Talented playwright Jonathan Spector has achieved the almost impossible. He’s created an exceptional play that is laugh-out-loud funny, yet with an intelligent and introspective perspective.
On an external level, Eureka Day is a hilarious send-up of Berkeley’s quintessential form of political correctness, which has slowly and surreptitiously insinuated itself into all our lives. On a deeper level, the two-hour, two-act, production examines the depressing and surprising results when people of good will suddenly realize that they have a fundamental and unsolvable disagreement with each other because their context, their experiences and, ultimately their “facts,” are so diverse.

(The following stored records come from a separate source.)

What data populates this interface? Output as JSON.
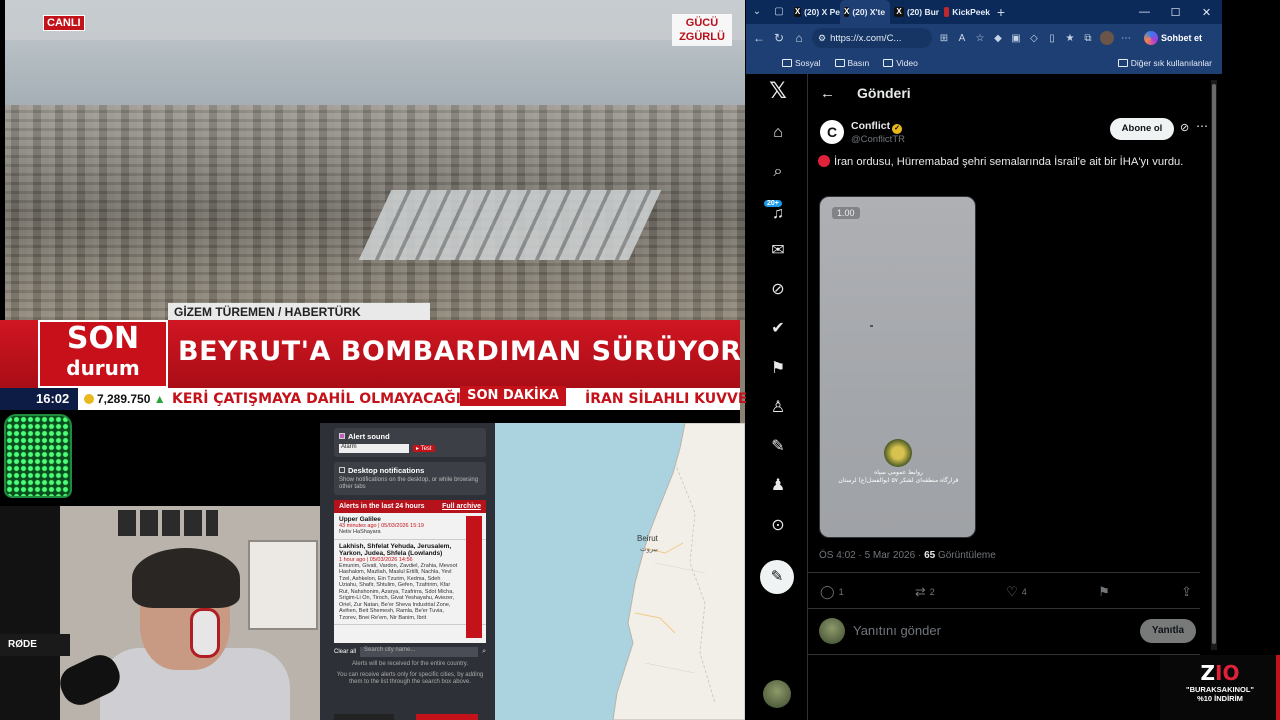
{
  "tv": {
    "live_badge": "CANLI",
    "channel_logo": "GÜCÜ ZGÜRLÜ",
    "reporter": "GİZEM TÜREMEN / HABERTÜRK",
    "son_top": "SON",
    "son_bottom": "durum",
    "headline": "BEYRUT'A BOMBARDIMAN SÜRÜYOR MU?",
    "time": "16:02",
    "bist_value": "7,289.750",
    "ticker_left": "KERİ ÇATIŞMAYA DAHİL OLMAYACAĞIZ",
    "ticker_badge": "SON DAKİKA",
    "ticker_right": "İRAN SİLAHLI KUVVETL"
  },
  "stream": {
    "mic_brand": "RØDE"
  },
  "alerts": {
    "alert_sound_label": "Alert sound",
    "alert_sound_value": "Alarm",
    "test_label": "▸ Test",
    "desktop_label": "Desktop notifications",
    "desktop_desc": "Show notifications on the desktop, or while browsing other tabs",
    "last24_label": "Alerts in the last 24 hours",
    "archive_label": "Full archive",
    "items": [
      {
        "name": "Upper Galilee",
        "time": "43 minutes ago | 05/03/2026 15:19",
        "desc": "Netiv HaShayara"
      },
      {
        "name": "Lakhish, Shfelat Yehuda, Jerusalem, Yarkon, Judea, Shfela (Lowlands)",
        "time": "1 hour ago | 05/03/2026 14:56",
        "desc": "Emunim, Givati, Vardon, Zavdiel, Zrahia, Mevoot Hashalom, Mazliah, Maslul Ertilli, Nachla, Yevl Tzel, Ashkelon, Ein Tzurim, Kedma, Sdeh Uziahu, Shafir, Shtulim, Gefen, Tzafririm, Kfar Rut, Nahshonim, Azarya, Tzafrirra, Sdot Micha, Srigim-Li On, Tiroch, Givat Yeshayahu, Aviezer, Oriel, Zur Natan, Be'er Sheva Industrial Zone, Avihen, Beit Shemesh, Ramla, Be'er Tuvia, Tzorev, Bnei Re'em, Nir Banim, Ibrit"
      }
    ],
    "clear_all": "Clear all",
    "search_placeholder": "Search city name...",
    "footer_1": "Alerts will be received for the entire country.",
    "footer_2": "You can receive alerts only for specific cities, by adding them to the list through the search box above."
  },
  "map": {
    "city": "Beirut",
    "city_ar": "بيروت"
  },
  "browser": {
    "tabs": [
      {
        "label": "(20) X Pe",
        "icon": "x-favicon"
      },
      {
        "label": "(20) X'te",
        "icon": "x-favicon",
        "active": true
      },
      {
        "label": "(20) Bur",
        "icon": "x-favicon"
      },
      {
        "label": "KickPeek",
        "icon": "kick-favicon"
      }
    ],
    "url": "https://x.com/C...",
    "chat_label": "Sohbet et",
    "bookmarks": [
      "Sosyal",
      "Basın",
      "Video"
    ],
    "other_bookmarks": "Diğer sık kullanılanlar"
  },
  "x": {
    "notif_count": "20+",
    "header_title": "Gönderi",
    "author_name": "Conflict",
    "author_handle": "@ConflictTR",
    "subscribe_label": "Abone ol",
    "post_text": "İran ordusu, Hürremabad şehri semalarında İsrail'e ait bir İHA'yı vurdu.",
    "video_duration": "1.00",
    "video_caption_1": "روابط عمومی سپاه",
    "video_caption_2": "قرارگاه منطقه‌ای لشکر ۵۷ ابوالفضل(ع) لرستان",
    "post_meta": "ÖS 4:02 · 5 Mar 2026 · ",
    "views_count": "65",
    "views_label": " Görüntüleme",
    "replies": "1",
    "reposts": "2",
    "likes": "4",
    "reply_placeholder": "Yanıtını gönder",
    "reply_button": "Yanıtla"
  },
  "promo": {
    "brand": "Z",
    "brand_accent": "IO",
    "code": "\"BURAKSAKINOL\"",
    "discount": "%10 İNDİRİM"
  }
}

Set in the present day, Eureka Day is a Berkeley private school largely run by the well-meaning but hopelessly pretentious and politically correct executive committee of parents. The team-building school leader, Don (Rolf Saxon, After the Revolution, Talley’s Folly), who is quick to reach for his easel board, begins each meeting with a quote from Rumi, which he follows with a brief eye-closed meditation. Since the committee acts only by consensus, meetings are understandably long, what with their self-serving pronouncements and rules of behavior such as, “… we only use non-gender pronouns …”
The newest committee member is Carina, a woman (Elizabeth Carter), who is tentative at first. Eli (Teddy Spencer, Talley & Son) is an independently wealthy stay-at-home dad who spends too much time with committee member Meiko (Charisse Loriaux), a single mother. Suzanne (Lisa Anne Porter) takes up a lot of self-righteous time and space at the committee meetings, and is the parent who, when a mumps epidemic breaks out at the school, vehemently objects to implementing the state-mandated MMR vaccination protocols. She’s what is referred to as an “anti-vaxxer.”
In an effort to reach the required unanimity, the committee seeks parental input and organizes a school-wide “Community Actuated Conversation” on Facebook Live, with parents watching and listening to the committee speak, while the parents message in their comments. Within minutes, all decorum flies out the window as the parents’ messages crisscross each other faster and faster as they become more heated, rude, scattered and off-point, all in such a mockingly amusing and true-to-life manner that I fear Jonathan Spector will never be able to attend another school meeting again.
The second act transforms into a more somber, even poignant mood as the mumps epidemic and vaccine controversy grows more critical. Eureka Day does not advocate a point of view about vaccination. Rather, the subject is used as a vehicle to explore the shock when one realizes that those who were thought to be like-minded, are not, and the intractable situation that occurs when adversaries realize there is no suitable compromise because their perspectives are irreconcilably dissimilar.
Director Josh Costello (Detroit, Wittenberg, The Heir Apparent) is terrific at keeping all the balls in the air and messages flowing. The cast is excellent and it’s small enough to make the best of Aurora’s unique stage.
Eureka Day is the first commission of Aurora’s new Originate+Generate program, where playwright Jonathan Spector was a two-time winner of Aurora’s former Global Age Project. His new comedy, Good. Better. Best. Bested starts in June at San Francisco’s Custom Made Theatre. Based on the inventive, humorous and heartbreaking Eureka Day, I look forward to seeing many more of his creations.
Eureka Day runs through May 20. For information, extended performance dates and tickets, visit the Aurora Theatre online.